Secondly; I have been having an almost anti sharpness reaction lately**. One of my favourite image makers when starting out was a fellow named McDuff Everton. His signature look was a simple and clear vision and equally clear images. Usually leaning toward panoramic travel/landscapes, his shots took the viewer to the place, but the thing that really stuck with me was the lack of "Ansel Adams" like super sharpness. His images lost nothing in their power by being smooth and gentle rather than brittle or too obviously sharp. That is not to say the gear I will be using is not capable of razor sharp images, but none of the lenses with distract me with thoughts of hunting supreme technical heights. They will simply provide pro grade images with minimum fuss and bravado.
Each lens in my bag will have character over all other considerations. The 17mm renders very natural looking street images. The 25mm is the versatile "one lens only" lens, with useful close focus. The 45mm is for "bokeh" heavy portraits or low light and the 75-300mm has reach. There will also be a useful little 14-42 hanging around just in case. This kit also sits well with my current disinterest in gear and photographic over analysis.
In a day or two, the buyer will make up his/my mind for me. Until then I can run scenarios through my head, but I think I know where I am going. Less is actually more.
*The fact is, when looking for sample images from these three lenses, I often had to check their meta data to be sure I was representing them accurately!

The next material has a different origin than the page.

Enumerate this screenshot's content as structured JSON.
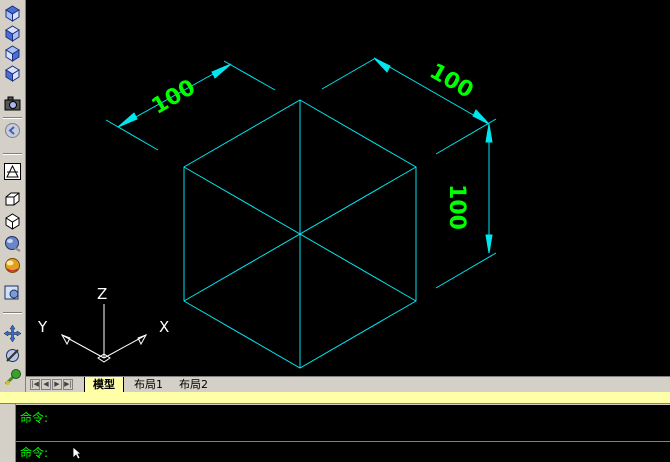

** Working part time in a book shop has been eye opening for me. Tasmania has a lot of great landscape shooters, many with decades of experience. The trend lately, not just here, is to print books with obvious digital over sharpening and equally over saturated colours. I have seen horrifyingly over worked images from local photographers all the way to the later printings of books like "Ansel Adams in Color", a book I have a superior 1980's version of and the work of others such as Steve McCurry. Not always their fault, but even if down to the printer, the trend is worrying.